Place your two stabilizer pieces on top of each other, non-fusible sides together. Make sure all sides, corners and center hole line up perfectly. If not, trim them to match.
Fuse each to the wrong side of the fabric handle pieces, centered, with 1/2″ gap on every side.
Pin the facing to the RIGHT side of the stabilized Handle, centered over the stabilizer hole on the other (wrong) side. The facing and handle piece should be right sides together. Be sure not to pin inside of the hole, that’s where we will be sewing.
With a shorter stitch length (2 on my machine) and the stabilizer side up, sew the entire way around the stabilizer hole, right next to, but not through, the stabilizer.
Flip the handle over. It should look like the image below. (I didn’t do a very good job of centering but it’ll still work fine)
Remove the pins and cut a horizontal slit inside the stitched oval. You want to cut right up to, but not through, the stitching.
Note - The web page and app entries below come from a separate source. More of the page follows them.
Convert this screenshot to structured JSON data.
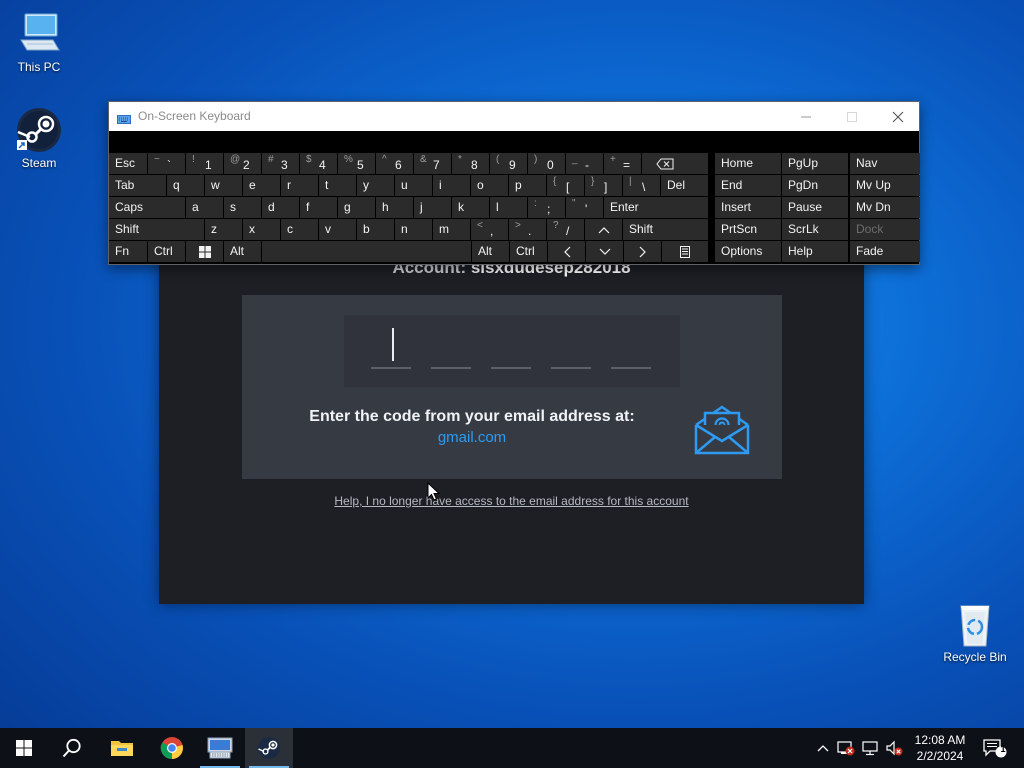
{
  "desktop": {
    "icons": [
      {
        "label": "This PC",
        "icon": "this-pc-icon"
      },
      {
        "label": "Steam",
        "icon": "steam-icon"
      },
      {
        "label": "Recycle Bin",
        "icon": "recycle-bin-icon"
      }
    ]
  },
  "steam_dialog": {
    "account_prefix": "Account:",
    "account_name": "sisxdudesep282018",
    "code_slots": 5,
    "message": "Enter the code from your email address at:",
    "email_domain": "gmail.com",
    "help_link": "Help, I no longer have access to the email address for this account",
    "icon": "email-envelope-icon"
  },
  "osk": {
    "title": "On-Screen Keyboard",
    "title_icon": "keyboard-icon",
    "controls": [
      "minimize-icon",
      "maximize-icon",
      "close-icon"
    ],
    "rows": [
      [
        {
          "label": "Esc"
        },
        {
          "shift": "~",
          "main": "`"
        },
        {
          "shift": "!",
          "main": "1"
        },
        {
          "shift": "@",
          "main": "2"
        },
        {
          "shift": "#",
          "main": "3"
        },
        {
          "shift": "$",
          "main": "4"
        },
        {
          "shift": "%",
          "main": "5"
        },
        {
          "shift": "^",
          "main": "6"
        },
        {
          "shift": "&",
          "main": "7"
        },
        {
          "shift": "*",
          "main": "8"
        },
        {
          "shift": "(",
          "main": "9"
        },
        {
          "shift": ")",
          "main": "0"
        },
        {
          "shift": "_",
          "main": "-"
        },
        {
          "shift": "+",
          "main": "="
        },
        {
          "icon": "backspace-icon"
        },
        {
          "label": "Home"
        },
        {
          "label": "PgUp"
        },
        {
          "label": "Nav"
        }
      ],
      [
        {
          "label": "Tab"
        },
        {
          "label": "q"
        },
        {
          "label": "w"
        },
        {
          "label": "e"
        },
        {
          "label": "r"
        },
        {
          "label": "t"
        },
        {
          "label": "y"
        },
        {
          "label": "u"
        },
        {
          "label": "i"
        },
        {
          "label": "o"
        },
        {
          "label": "p"
        },
        {
          "shift": "{",
          "main": "["
        },
        {
          "shift": "}",
          "main": "]"
        },
        {
          "shift": "|",
          "main": "\\"
        },
        {
          "label": "Del"
        },
        {
          "label": "End"
        },
        {
          "label": "PgDn"
        },
        {
          "label": "Mv Up"
        }
      ],
      [
        {
          "label": "Caps"
        },
        {
          "label": "a"
        },
        {
          "label": "s"
        },
        {
          "label": "d"
        },
        {
          "label": "f"
        },
        {
          "label": "g"
        },
        {
          "label": "h"
        },
        {
          "label": "j"
        },
        {
          "label": "k"
        },
        {
          "label": "l"
        },
        {
          "shift": ":",
          "main": ";"
        },
        {
          "shift": "\"",
          "main": "'"
        },
        {
          "label": "Enter"
        },
        {
          "label": "Insert"
        },
        {
          "label": "Pause"
        },
        {
          "label": "Mv Dn"
        }
      ],
      [
        {
          "label": "Shift"
        },
        {
          "label": "z"
        },
        {
          "label": "x"
        },
        {
          "label": "c"
        },
        {
          "label": "v"
        },
        {
          "label": "b"
        },
        {
          "label": "n"
        },
        {
          "label": "m"
        },
        {
          "shift": "<",
          "main": ","
        },
        {
          "shift": ">",
          "main": "."
        },
        {
          "shift": "?",
          "main": "/"
        },
        {
          "icon": "arrow-up-icon"
        },
        {
          "label": "Shift"
        },
        {
          "label": "PrtScn"
        },
        {
          "label": "ScrLk"
        },
        {
          "label": "Dock",
          "disabled": true
        }
      ],
      [
        {
          "label": "Fn"
        },
        {
          "label": "Ctrl"
        },
        {
          "icon": "windows-logo-icon"
        },
        {
          "label": "Alt"
        },
        {
          "label": ""
        },
        {
          "label": "Alt"
        },
        {
          "label": "Ctrl"
        },
        {
          "icon": "arrow-left-icon"
        },
        {
          "icon": "arrow-down-icon"
        },
        {
          "icon": "arrow-right-icon"
        },
        {
          "icon": "context-menu-icon"
        },
        {
          "label": "Options"
        },
        {
          "label": "Help"
        },
        {
          "label": "Fade"
        }
      ]
    ]
  },
  "taskbar": {
    "items": [
      "start-icon",
      "search-icon",
      "file-explorer-icon",
      "chrome-icon",
      "on-screen-keyboard-icon",
      "steam-icon"
    ],
    "active": "steam-icon",
    "tray": [
      "chevron-up-icon",
      "security-icon",
      "network-icon",
      "volume-muted-icon"
    ],
    "time": "12:08 AM",
    "date": "2/2/2024",
    "notification_count": "1"
  },
  "colors": {
    "desktop_bg": "#0d6fd8",
    "dialog_bg": "#1e1f25",
    "panel_bg": "#363a43",
    "link_blue": "#2e9bf2",
    "key_bg": "#2b2b2b",
    "taskbar_bg": "#0d1117"
  }
}
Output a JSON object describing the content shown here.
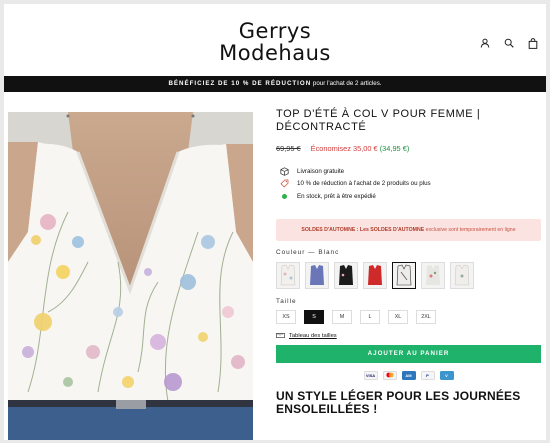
{
  "header": {
    "logo_line1": "Gerrys",
    "logo_line2": "Modehaus",
    "icons": [
      "account-icon",
      "search-icon",
      "cart-icon"
    ]
  },
  "announcement": {
    "bold": "BÉNÉFICIEZ DE 10 % DE RÉDUCTION",
    "rest": " pour l'achat de 2 articles."
  },
  "product": {
    "title": "TOP D'ÉTÉ À COL V POUR FEMME | DÉCONTRACTÉ",
    "old_price": "69,95 €",
    "savings_prefix": "Économisez 35,00 €",
    "new_price": "(34,95 €)",
    "features": [
      {
        "icon": "package-icon",
        "text": "Livraison gratuite"
      },
      {
        "icon": "tag-icon",
        "text": "10 % de réduction à l'achat de 2 produits ou plus"
      },
      {
        "icon": "in-stock-dot",
        "text": "En stock, prêt à être expédié"
      }
    ],
    "promo_bold": "SOLDES D'AUTOMNE : Les SOLDES D'AUTOMNE",
    "promo_rest": " exclusive sont temporairement en ligne",
    "color_label": "Couleur — Blanc",
    "sizes_label": "Taille",
    "sizes": [
      "XS",
      "S",
      "M",
      "L",
      "XL",
      "2XL"
    ],
    "selected_size": "S",
    "size_chart": "Tableau des tailles",
    "add_to_cart": "AJOUTER AU PANIER",
    "payments": [
      "VISA",
      "mastercard",
      "amex",
      "PayPal",
      "venmo"
    ],
    "tagline": "UN STYLE LÉGER POUR LES JOURNÉES ENSOLEILLÉES !"
  },
  "colors": {
    "accent_green": "#1fb26a",
    "sale_red": "#d23c3c",
    "price_green": "#1a8f3c",
    "promo_bg": "#fbe3e1",
    "swatches": [
      "#f2f0ec",
      "#6b76b8",
      "#1b1b1b",
      "#cf2a2a",
      "#eeecea",
      "#e8e6e2",
      "#f0eeeb"
    ]
  }
}
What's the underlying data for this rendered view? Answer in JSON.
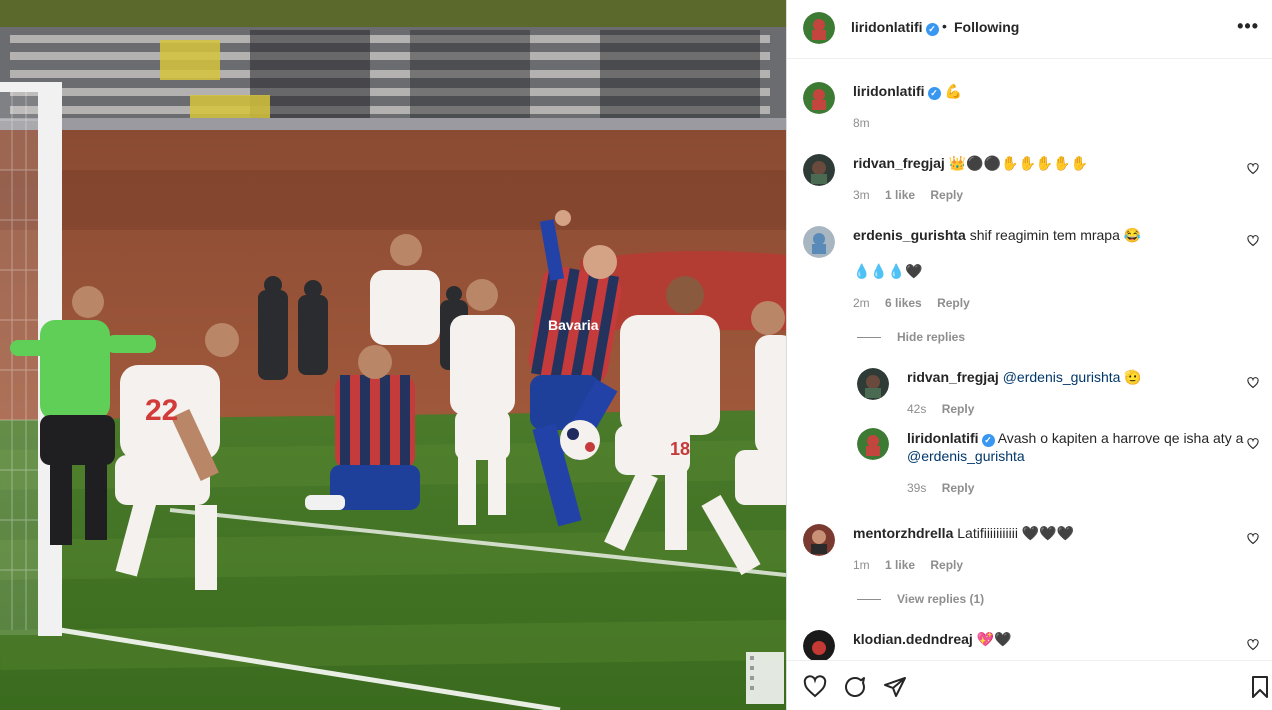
{
  "post": {
    "photo_alt": "football match photo",
    "watermark": "bookmark-outline-icon"
  },
  "header": {
    "username": "liridonlatifi",
    "dot": "•",
    "following": "Following",
    "more": "•••"
  },
  "caption": {
    "username": "liridonlatifi",
    "text": "💪",
    "time": "8m"
  },
  "comments": [
    {
      "username": "ridvan_fregjaj",
      "text": "👑⚫⚫✋✋✋✋✋",
      "time": "3m",
      "likes": "1 like",
      "reply": "Reply"
    },
    {
      "username": "erdenis_gurishta",
      "text": "shif reagimin tem mrapa 😂",
      "text2": "💧💧💧🖤",
      "time": "2m",
      "likes": "6 likes",
      "reply": "Reply",
      "toggle": "Hide replies"
    },
    {
      "username": "mentorzhdrella",
      "text": "Latifiiiiiiiiiii 🖤🖤🖤",
      "time": "1m",
      "likes": "1 like",
      "reply": "Reply",
      "toggle": "View replies (1)"
    },
    {
      "username": "klodian.dedndreaj",
      "text": "💖🖤"
    }
  ],
  "replies": [
    {
      "username": "ridvan_fregjaj",
      "mention": "@erdenis_gurishta",
      "suffix": "🫡",
      "time": "42s",
      "reply": "Reply"
    },
    {
      "username": "liridonlatifi",
      "text": "Avash o kapiten a harrove qe isha aty a",
      "mention": "@erdenis_gurishta",
      "time": "39s",
      "reply": "Reply"
    }
  ],
  "icons": {
    "like": "heart-icon",
    "comment": "comment-icon",
    "share": "share-icon",
    "save": "bookmark-icon"
  },
  "colors": {
    "verified": "#3897f0",
    "mention": "#00376b",
    "muted": "#8e8e8e"
  }
}
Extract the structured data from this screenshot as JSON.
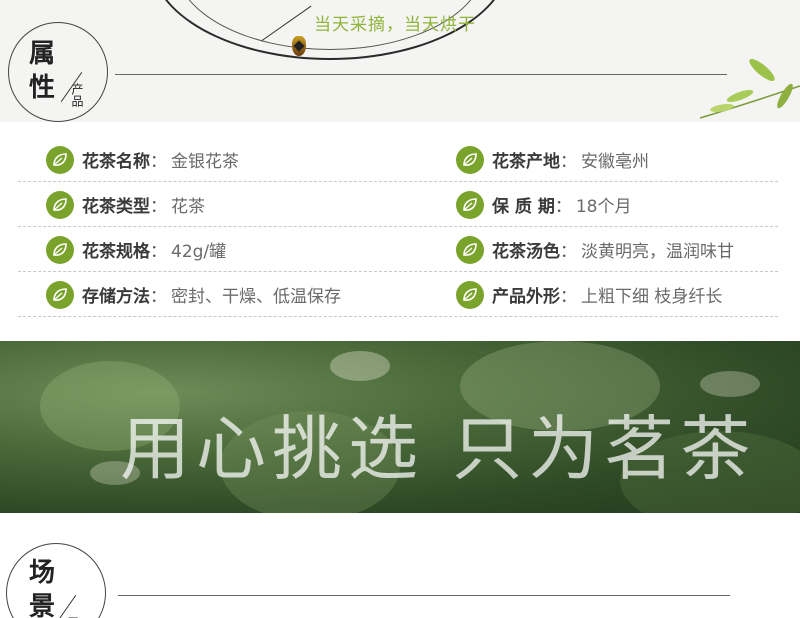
{
  "top_header": {
    "tagline": "当天采摘，当天烘干",
    "badge_main_1": "属",
    "badge_main_2": "性",
    "badge_sub": "产品"
  },
  "attributes": [
    {
      "left": {
        "label": "花茶名称",
        "value": "金银花茶"
      },
      "right": {
        "label": "花茶产地",
        "value": "安徽亳州"
      }
    },
    {
      "left": {
        "label": "花茶类型",
        "value": "花茶"
      },
      "right": {
        "label": "保 质 期",
        "value": "18个月"
      }
    },
    {
      "left": {
        "label": "花茶规格",
        "value": "42g/罐"
      },
      "right": {
        "label": "花茶汤色",
        "value": "淡黄明亮，温润味甘"
      }
    },
    {
      "left": {
        "label": "存储方法",
        "value": "密封、干燥、低温保存"
      },
      "right": {
        "label": "产品外形",
        "value": "上粗下细 枝身纤长"
      }
    }
  ],
  "colon": "：",
  "banner": {
    "slogan": "用心挑选 只为茗茶"
  },
  "bottom_header": {
    "badge_main_1": "场",
    "badge_main_2": "景",
    "badge_sub": "展"
  },
  "colors": {
    "accent_green": "#7aa32c",
    "tagline_green": "#8fb43a"
  },
  "icons": {
    "attribute_icon": "leaf-icon"
  }
}
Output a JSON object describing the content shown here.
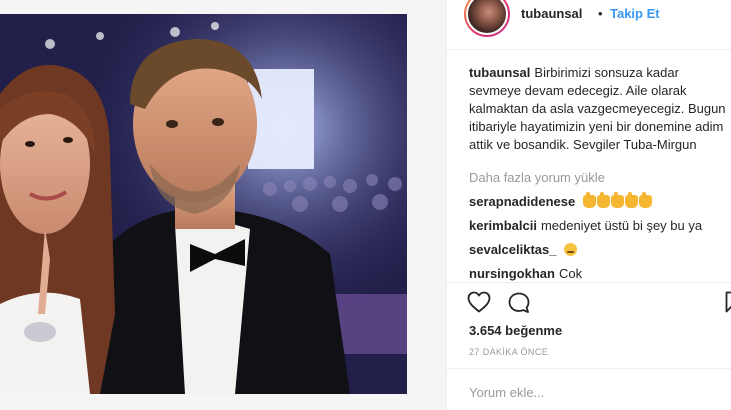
{
  "header": {
    "username": "tubaunsal",
    "separator": "•",
    "follow_label": "Takip Et"
  },
  "caption": {
    "username": "tubaunsal",
    "text": "Birbirimizi sonsuza kadar sevmeye devam edecegiz. Aile olarak kalmaktan da asla vazgecmeyecegiz. Bugun itibariyle hayatimizin yeni bir donemine adim attik ve bosandik. Sevgiler Tuba-Mirgun"
  },
  "load_more_label": "Daha fazla yorum yükle",
  "comments": [
    {
      "username": "serapnadidenese",
      "text": "",
      "emoji": "clap-hands-x5"
    },
    {
      "username": "kerimbalcii",
      "text": "medeniyet üstü bi şey bu ya",
      "emoji": ""
    },
    {
      "username": "sevalceliktas_",
      "text": "",
      "emoji": "sad-face"
    },
    {
      "username": "nursingokhan",
      "text": "Cok",
      "emoji": ""
    }
  ],
  "actions": {
    "like_icon": "heart-icon",
    "comment_icon": "comment-bubble-icon",
    "save_icon": "bookmark-icon"
  },
  "likes_label": "3.654 beğenme",
  "timestamp": "27 DAKİKA ÖNCE",
  "comment_input": {
    "placeholder": "Yorum ekle..."
  },
  "colors": {
    "link": "#3897f0",
    "text": "#262626",
    "muted": "#999999",
    "border": "#efefef"
  }
}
Then cut a few more slits at the curved ends of the oval, like below.
Now pull all of the raw edges through the hole to the wrong side of the handle, starting at the oval ends. Press them flat, pulling so that the oval seam is mostly hidden from the right side. Sometimes I use fabric glue (Fabri-tac) to hold the facing in place at each end first, it makes it a lot easier.
The finished wrong side should look like the image below. Wrinkles are okay, nobody will ever see this. We only want to worry about what the right side looks like. 🙂
And here’s how the pretty right side should look:
Now repeat all the above to make the remaining three. We need two for each finished handle.
Pin two handles right sides together, matching the hole and edges of the stabilizer on each. Do not worry about matching the raw fabric edges, we only want to make sure the stabilizer and hole are lined up as best we can.
Starting at the bottom curved edge, sew up one short side, across the straight top, and down the other short side, backstitching at start/stop. Leave the bottom curved edge unstitched. Sew right next to the stabilizer, at no point should you sew through the stabilizer while making the handles.
Trim the seam allowance down to about 1/4″. Not too close, we don’t want raw edges popping out after we turn it.
Now turn the handle right side out and admire how beautiful it is, because we haven’t gotten to the hard part yet. You could very well just squeeze some fabric glue inside the handle to keep it from separating and call it a day (without the top stitching). But for the ambitious, I’ll continue.
Change your stitch to a longer one (3.5 for me). Starting at the curved raw edge, top stitch up one side, across the straight top, and down the other short side.
Now the hardest part. Top stitch around the handle hole. Start in the top or bottom center and go slowly. Hand crank your maching around the curved ends, again, SLOWLY. If you have an erasable fabric pen, first try drawing a line for you to follow. And use thread that matches your fabric perfectly (and not a gigantic size 16 needle like I did). Handles with patterns instead of solids (like I used) tend to look better in the end.
Voila! Now just repeat all that to make your second handle. Don’t feel bad if you have to rip out some top stitching and redo. We *all* do. 😉